─── Data provided

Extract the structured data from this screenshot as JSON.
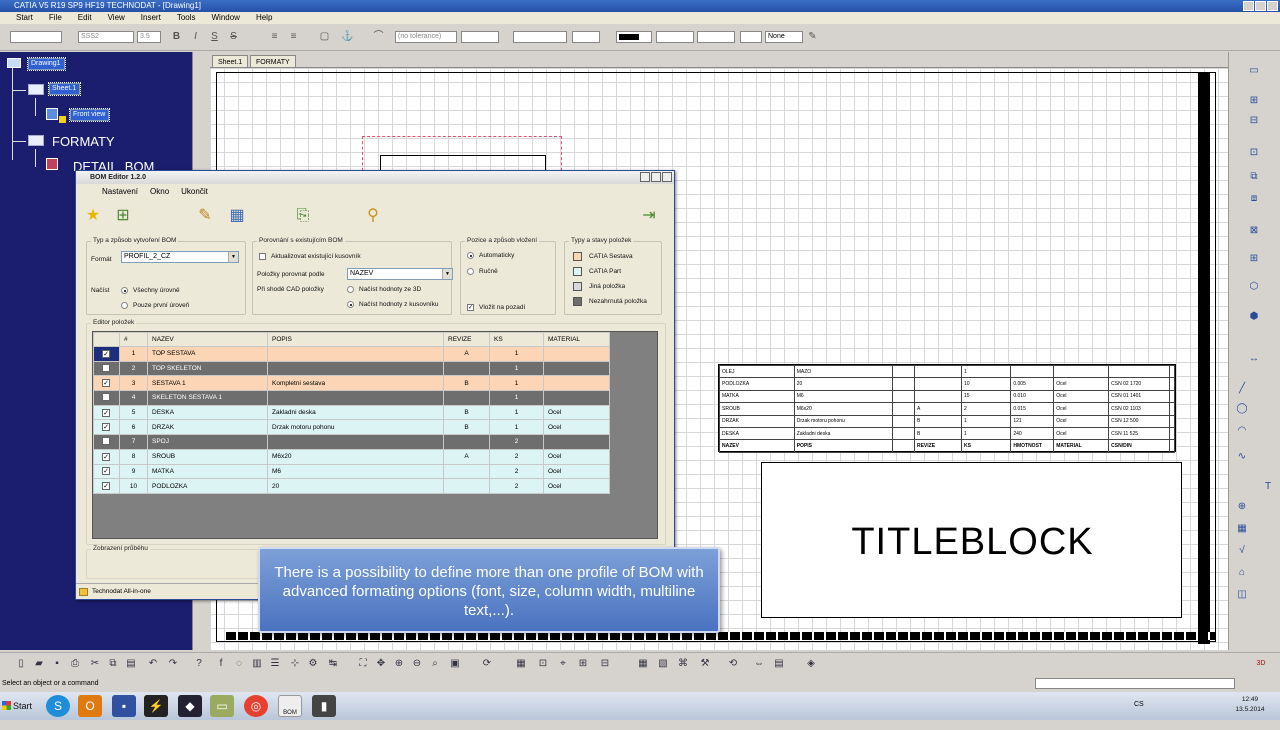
{
  "app": {
    "title": "CATIA V5 R19 SP9 HF19 TECHNODAT - [Drawing1]",
    "menu": [
      "Start",
      "File",
      "Edit",
      "View",
      "Insert",
      "Tools",
      "Window",
      "Help"
    ]
  },
  "toolbar1": {
    "font_name": "SSS2",
    "font_size": "3.5",
    "tolerance": "(no tolerance)",
    "line_none": "None"
  },
  "tree": {
    "root": "Drawing1",
    "sheet": "Sheet.1",
    "view": "Front view",
    "formaty": "FORMATY",
    "detail": "DETAIL_BOM"
  },
  "sheet_tabs": [
    "Sheet.1",
    "FORMATY"
  ],
  "drawing": {
    "titleblock": "TITLEBLOCK",
    "bom_rows": [
      [
        "OLEJ",
        "MAZO",
        "",
        "",
        "1",
        "",
        "",
        "",
        ""
      ],
      [
        "PODLOZKA",
        "20",
        "",
        "",
        "10",
        "0.005",
        "Ocel",
        "CSN 02 1720",
        ""
      ],
      [
        "MATKA",
        "M6",
        "",
        "",
        "15",
        "0.010",
        "Ocel",
        "CSN 01 1401",
        ""
      ],
      [
        "SROUB",
        "M6x20",
        "",
        "A",
        "2",
        "0.015",
        "Ocel",
        "CSN 02 1103",
        ""
      ],
      [
        "DRZAK",
        "Drzak motoru pohonu",
        "",
        "B",
        "1",
        "121",
        "Ocel",
        "CSN 12 500",
        ""
      ],
      [
        "DESKA",
        "Zakladni deska",
        "",
        "B",
        "1",
        "240",
        "Ocel",
        "CSN 11 525",
        ""
      ],
      [
        "NAZEV",
        "POPIS",
        "",
        "REVIZE",
        "KS",
        "HMOTNOST",
        "MATERIAL",
        "CSN/DIN",
        ""
      ]
    ]
  },
  "bom_editor": {
    "title": "BOM Editor 1.2.0",
    "menu": [
      "Nastavení",
      "Okno",
      "Ukončit"
    ],
    "group1": {
      "title": "Typ a způsob vytvoření BOM",
      "format_label": "Formát",
      "format_value": "PROFIL_2_CZ",
      "load_label": "Načíst",
      "opt_all": "Všechny úrovně",
      "opt_first": "Pouze první úroveň"
    },
    "group2": {
      "title": "Porovnání s existujícím BOM",
      "chk_update": "Aktualizovat existující kusovník",
      "compare_label": "Položky porovnat podle",
      "compare_value": "NAZEV",
      "match_label": "Při shodě CAD položky",
      "opt_3d": "Načíst hodnoty ze 3D",
      "opt_bom": "Načíst hodnoty z kusovníku"
    },
    "group3": {
      "title": "Pozice a způsob vložení",
      "opt_auto": "Automaticky",
      "opt_manual": "Ručně",
      "chk_background": "Vložit na pozadí"
    },
    "group4": {
      "title": "Typy a stavy položek",
      "items": [
        {
          "label": "CATIA Sestava",
          "color": "#fbd5b5"
        },
        {
          "label": "CATIA Part",
          "color": "#dcf4f4"
        },
        {
          "label": "Jiná položka",
          "color": "#d9d9d9"
        },
        {
          "label": "Nezahrnutá položka",
          "color": "#6e6e6e"
        }
      ]
    },
    "editor_title": "Editor položek",
    "columns": [
      "",
      "#",
      "NAZEV",
      "POPIS",
      "REVIZE",
      "KS",
      "MATERIAL"
    ],
    "rows": [
      {
        "checked": true,
        "n": "1",
        "nazev": "TOP SESTAVA",
        "popis": "",
        "revize": "A",
        "ks": "1",
        "material": "",
        "type": "orange"
      },
      {
        "checked": false,
        "n": "2",
        "nazev": "TOP SKELETON",
        "popis": "",
        "revize": "",
        "ks": "1",
        "material": "",
        "type": "dark"
      },
      {
        "checked": true,
        "n": "3",
        "nazev": "SESTAVA 1",
        "popis": "Kompletni sestava",
        "revize": "B",
        "ks": "1",
        "material": "",
        "type": "orange"
      },
      {
        "checked": false,
        "n": "4",
        "nazev": "SKELETON SESTAVA 1",
        "popis": "",
        "revize": "",
        "ks": "1",
        "material": "",
        "type": "dark"
      },
      {
        "checked": true,
        "n": "5",
        "nazev": "DESKA",
        "popis": "Zakladni deska",
        "revize": "B",
        "ks": "1",
        "material": "Ocel",
        "type": "cyan"
      },
      {
        "checked": true,
        "n": "6",
        "nazev": "DRZAK",
        "popis": "Drzak motoru pohonu",
        "revize": "B",
        "ks": "1",
        "material": "Ocel",
        "type": "cyan"
      },
      {
        "checked": false,
        "n": "7",
        "nazev": "SPOJ",
        "popis": "",
        "revize": "",
        "ks": "2",
        "material": "",
        "type": "dark"
      },
      {
        "checked": true,
        "n": "8",
        "nazev": "SROUB",
        "popis": "M6x20",
        "revize": "A",
        "ks": "2",
        "material": "Ocel",
        "type": "cyan"
      },
      {
        "checked": true,
        "n": "9",
        "nazev": "MATKA",
        "popis": "M6",
        "revize": "",
        "ks": "2",
        "material": "Ocel",
        "type": "cyan"
      },
      {
        "checked": true,
        "n": "10",
        "nazev": "PODLOZKA",
        "popis": "20",
        "revize": "",
        "ks": "2",
        "material": "Ocel",
        "type": "cyan"
      }
    ],
    "progress_title": "Zobrazení průběhu",
    "status": "Technodat All-in-one"
  },
  "tooltip": "There is a possibility to define more than one profile of BOM with advanced formating options (font, size, column width, multiline text,...).",
  "statusbar": {
    "text": "Select an object or a command"
  },
  "taskbar": {
    "start": "Start",
    "bom_label": "BOM",
    "lang": "CS",
    "time": "12:49",
    "date": "13.5.2014"
  }
}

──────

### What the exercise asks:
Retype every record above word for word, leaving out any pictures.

### The completed task:
Extract the structured data from this screenshot as JSON.
{
  "app": {
    "title": "CATIA V5 R19 SP9 HF19 TECHNODAT - [Drawing1]",
    "menu": [
      "Start",
      "File",
      "Edit",
      "View",
      "Insert",
      "Tools",
      "Window",
      "Help"
    ]
  },
  "toolbar1": {
    "font_name": "SSS2",
    "font_size": "3.5",
    "tolerance": "(no tolerance)",
    "line_none": "None"
  },
  "tree": {
    "root": "Drawing1",
    "sheet": "Sheet.1",
    "view": "Front view",
    "formaty": "FORMATY",
    "detail": "DETAIL_BOM"
  },
  "sheet_tabs": [
    "Sheet.1",
    "FORMATY"
  ],
  "drawing": {
    "titleblock": "TITLEBLOCK",
    "bom_rows": [
      [
        "OLEJ",
        "MAZO",
        "",
        "",
        "1",
        "",
        "",
        "",
        ""
      ],
      [
        "PODLOZKA",
        "20",
        "",
        "",
        "10",
        "0.005",
        "Ocel",
        "CSN 02 1720",
        ""
      ],
      [
        "MATKA",
        "M6",
        "",
        "",
        "15",
        "0.010",
        "Ocel",
        "CSN 01 1401",
        ""
      ],
      [
        "SROUB",
        "M6x20",
        "",
        "A",
        "2",
        "0.015",
        "Ocel",
        "CSN 02 1103",
        ""
      ],
      [
        "DRZAK",
        "Drzak motoru pohonu",
        "",
        "B",
        "1",
        "121",
        "Ocel",
        "CSN 12 500",
        ""
      ],
      [
        "DESKA",
        "Zakladni deska",
        "",
        "B",
        "1",
        "240",
        "Ocel",
        "CSN 11 525",
        ""
      ],
      [
        "NAZEV",
        "POPIS",
        "",
        "REVIZE",
        "KS",
        "HMOTNOST",
        "MATERIAL",
        "CSN/DIN",
        ""
      ]
    ]
  },
  "bom_editor": {
    "title": "BOM Editor 1.2.0",
    "menu": [
      "Nastavení",
      "Okno",
      "Ukončit"
    ],
    "group1": {
      "title": "Typ a způsob vytvoření BOM",
      "format_label": "Formát",
      "format_value": "PROFIL_2_CZ",
      "load_label": "Načíst",
      "opt_all": "Všechny úrovně",
      "opt_first": "Pouze první úroveň"
    },
    "group2": {
      "title": "Porovnání s existujícím BOM",
      "chk_update": "Aktualizovat existující kusovník",
      "compare_label": "Položky porovnat podle",
      "compare_value": "NAZEV",
      "match_label": "Při shodě CAD položky",
      "opt_3d": "Načíst hodnoty ze 3D",
      "opt_bom": "Načíst hodnoty z kusovníku"
    },
    "group3": {
      "title": "Pozice a způsob vložení",
      "opt_auto": "Automaticky",
      "opt_manual": "Ručně",
      "chk_background": "Vložit na pozadí"
    },
    "group4": {
      "title": "Typy a stavy položek",
      "items": [
        {
          "label": "CATIA Sestava",
          "color": "#fbd5b5"
        },
        {
          "label": "CATIA Part",
          "color": "#dcf4f4"
        },
        {
          "label": "Jiná položka",
          "color": "#d9d9d9"
        },
        {
          "label": "Nezahrnutá položka",
          "color": "#6e6e6e"
        }
      ]
    },
    "editor_title": "Editor položek",
    "columns": [
      "",
      "#",
      "NAZEV",
      "POPIS",
      "REVIZE",
      "KS",
      "MATERIAL"
    ],
    "rows": [
      {
        "checked": true,
        "n": "1",
        "nazev": "TOP SESTAVA",
        "popis": "",
        "revize": "A",
        "ks": "1",
        "material": "",
        "type": "orange"
      },
      {
        "checked": false,
        "n": "2",
        "nazev": "TOP SKELETON",
        "popis": "",
        "revize": "",
        "ks": "1",
        "material": "",
        "type": "dark"
      },
      {
        "checked": true,
        "n": "3",
        "nazev": "SESTAVA 1",
        "popis": "Kompletni sestava",
        "revize": "B",
        "ks": "1",
        "material": "",
        "type": "orange"
      },
      {
        "checked": false,
        "n": "4",
        "nazev": "SKELETON SESTAVA 1",
        "popis": "",
        "revize": "",
        "ks": "1",
        "material": "",
        "type": "dark"
      },
      {
        "checked": true,
        "n": "5",
        "nazev": "DESKA",
        "popis": "Zakladni deska",
        "revize": "B",
        "ks": "1",
        "material": "Ocel",
        "type": "cyan"
      },
      {
        "checked": true,
        "n": "6",
        "nazev": "DRZAK",
        "popis": "Drzak motoru pohonu",
        "revize": "B",
        "ks": "1",
        "material": "Ocel",
        "type": "cyan"
      },
      {
        "checked": false,
        "n": "7",
        "nazev": "SPOJ",
        "popis": "",
        "revize": "",
        "ks": "2",
        "material": "",
        "type": "dark"
      },
      {
        "checked": true,
        "n": "8",
        "nazev": "SROUB",
        "popis": "M6x20",
        "revize": "A",
        "ks": "2",
        "material": "Ocel",
        "type": "cyan"
      },
      {
        "checked": true,
        "n": "9",
        "nazev": "MATKA",
        "popis": "M6",
        "revize": "",
        "ks": "2",
        "material": "Ocel",
        "type": "cyan"
      },
      {
        "checked": true,
        "n": "10",
        "nazev": "PODLOZKA",
        "popis": "20",
        "revize": "",
        "ks": "2",
        "material": "Ocel",
        "type": "cyan"
      }
    ],
    "progress_title": "Zobrazení průběhu",
    "status": "Technodat All-in-one"
  },
  "tooltip": "There is a possibility to define more than one profile of BOM with advanced formating options (font, size, column width, multiline text,...).",
  "statusbar": {
    "text": "Select an object or a command"
  },
  "taskbar": {
    "start": "Start",
    "bom_label": "BOM",
    "lang": "CS",
    "time": "12:49",
    "date": "13.5.2014"
  }
}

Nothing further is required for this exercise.